From Winslow to Sequim, take Washington 305 to Washington 3, then cross the Hood Canal floating bridge and follow Washington 104, then U.S . 101.
For ferry schedules and costs, contact Washington State Ferries, Seattle Ferry Terminal, Pier 52, Seattle, Wash. 98104, (206) 464-6400. The nearest major city to Sequim is Port Angeles, 15 miles away.
Dungeness has waterfront motels and cottages and Sequim has several motels and a B&B;, all offering summer and winter rates. The new Sundowner Motel, 364 Washington, (206) 683-5532, costs $45 double a night, is close to restaurants and shopping and offers kitchen units.
The Red Ranch Inn, 830 Washington, (206) 683-4194, doubles $56, offers a pleasant country atmosphere.
Juan de Fuca Cottages, 561 Marine Drive, (206) 683-4433, doubles $61 and $71, is scenic and quiet, with fully-equipped kitchen cottages.
Dungeness Bay Motel, 569 Marine Drive, (206) 683-3013, doubles $55, has completely furnished kitchen units and is on Dungeness Bay.
Cracked Crab Dinner

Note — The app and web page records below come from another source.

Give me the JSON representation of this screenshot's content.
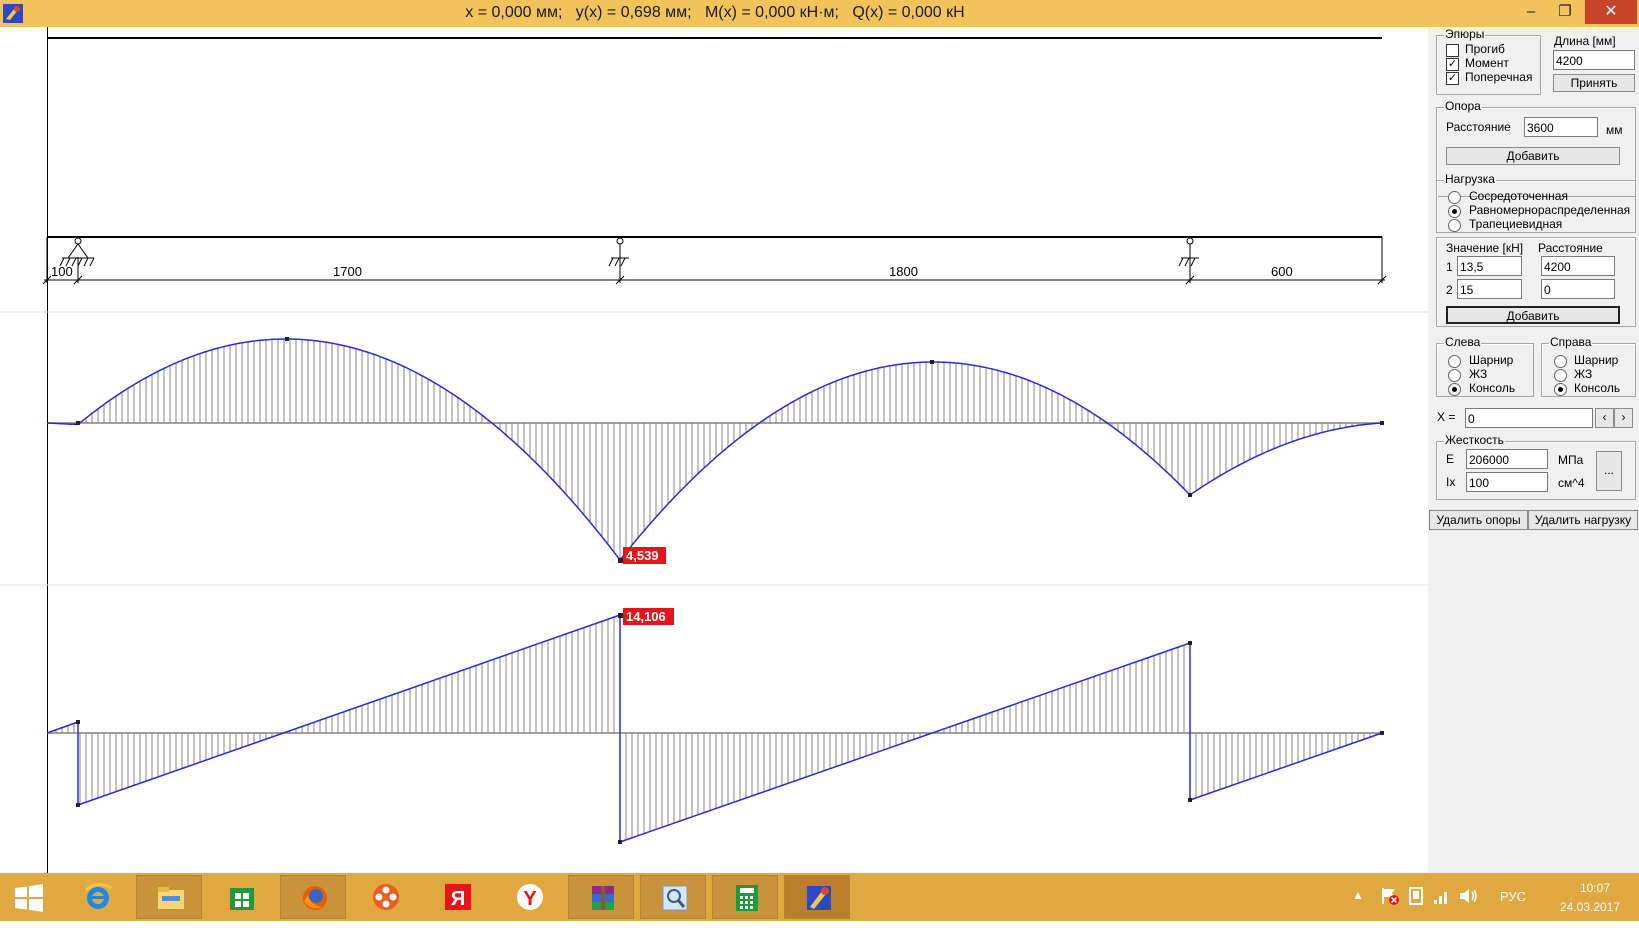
{
  "window": {
    "title": "x = 0,000 мм;   y(x) = 0,698 мм;   M(x) = 0,000 кН·м;   Q(x) = 0,000 кН",
    "min_glyph": "–",
    "max_glyph": "❐",
    "close_glyph": "✕"
  },
  "beam": {
    "span_labels": [
      "100",
      "1700",
      "1800",
      "600"
    ]
  },
  "diagrams": {
    "moment_max_label": "4,539",
    "shear_max_label": "14,106"
  },
  "panel": {
    "diagrams_group": {
      "title": "Эпюры",
      "items": [
        {
          "label": "Прогиб",
          "checked": false
        },
        {
          "label": "Момент",
          "checked": true
        },
        {
          "label": "Поперечная",
          "checked": true
        }
      ]
    },
    "length": {
      "label": "Длина [мм]",
      "value": "4200",
      "apply_button": "Принять"
    },
    "support": {
      "title": "Опора",
      "distance_label": "Расстояние",
      "distance_value": "3600",
      "unit": "мм",
      "add_button": "Добавить"
    },
    "load": {
      "title": "Нагрузка",
      "types": [
        {
          "label": "Сосредоточенная",
          "selected": false
        },
        {
          "label": "Равномернораспределенная",
          "selected": true
        },
        {
          "label": "Трапециевидная",
          "selected": false
        }
      ],
      "value_header": "Значение [кН]",
      "distance_header": "Расстояние",
      "rows": [
        {
          "index": "1",
          "value": "13,5",
          "distance": "4200"
        },
        {
          "index": "2",
          "value": "15",
          "distance": "0"
        }
      ],
      "add_button": "Добавить"
    },
    "left_end": {
      "title": "Слева",
      "options": [
        {
          "label": "Шарнир",
          "selected": false
        },
        {
          "label": "ЖЗ",
          "selected": false
        },
        {
          "label": "Консоль",
          "selected": true
        }
      ]
    },
    "right_end": {
      "title": "Справа",
      "options": [
        {
          "label": "Шарнир",
          "selected": false
        },
        {
          "label": "ЖЗ",
          "selected": false
        },
        {
          "label": "Консоль",
          "selected": true
        }
      ]
    },
    "x_field": {
      "label": "X =",
      "value": "0",
      "prev": "‹",
      "next": "›"
    },
    "stiffness": {
      "title": "Жесткость",
      "e_label": "E",
      "e_value": "206000",
      "e_unit": "МПа",
      "ix_label": "Ix",
      "ix_value": "100",
      "ix_unit": "см^4",
      "more_button": "..."
    },
    "delete_supports_button": "Удалить опоры",
    "delete_loads_button": "Удалить нагрузку"
  },
  "taskbar": {
    "apps": [
      "windows-start",
      "internet-explorer",
      "file-explorer",
      "store",
      "firefox",
      "media-player",
      "yandex-ya",
      "yandex-browser",
      "winrar",
      "magnifier",
      "calculator",
      "beam-app"
    ],
    "tray": {
      "language": "РУС",
      "time": "10:07",
      "date": "24.03.2017"
    }
  },
  "colors": {
    "titlebar": "#f3c35b",
    "taskbar": "#e0a840",
    "curve": "#2b2bd6",
    "label_bg": "#e8141c"
  }
}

Excellent seafood from the Pacific Ocean and Strait of Juan de Fuca is the pride of most restaurants in Sequim-Dungeness--clams, salmon, oysters, halibut, sole, geoduck and snapper, and always Dungeness crab.
Try the Three Crabs, 101 Three Crabs Road, where a cracked crab dinner is about $14. It opens at 11:30 a.m. daily; reservations recommended.
The Old Sequim Depot Restaurant & Lounge, a 76-year-old railroad station, features seafood and steak. Address: 710 S. Sequim Ave. at the railroad tracks.
The Oak Table Cafe serves breakfasts and lunches of crepes, pancakes, omelets, waffles, salads and sandwiches--all freshly made with locally-produced ingredients. Address: 292 W. Bell St. Open Monday through Saturday, 7 a.m. to 3 p.m., Sunday breakfast only, 8 a.m. to 3 p.m.
Casoni’s features international cuisine and an excellent wine list. Dinners are about $10 to $14. U.S. 101 at Carlsborg Road. Open daily, 4 to 11 p.m.
C’est Si Bon is a fine French restaurant offering fish, poultry, meat, special desserts and a good wine list. It’s 12 miles from Sequim in Port Angeles, 2300 U.S. 101 East. Open 3 to 11 p.m. Tuesday through Sunday.
For more information on travel to Sequim-Dungeness, contact the Sequim-Dungeness Valley Chamber, Box 907, 1192 E. Washington, Sequim, Wash. 98382, (206) 683-6197. The Visitors Information Center on U.S. 101 in town is open from 9 a.m. to 5 p.m. daily throughout the year.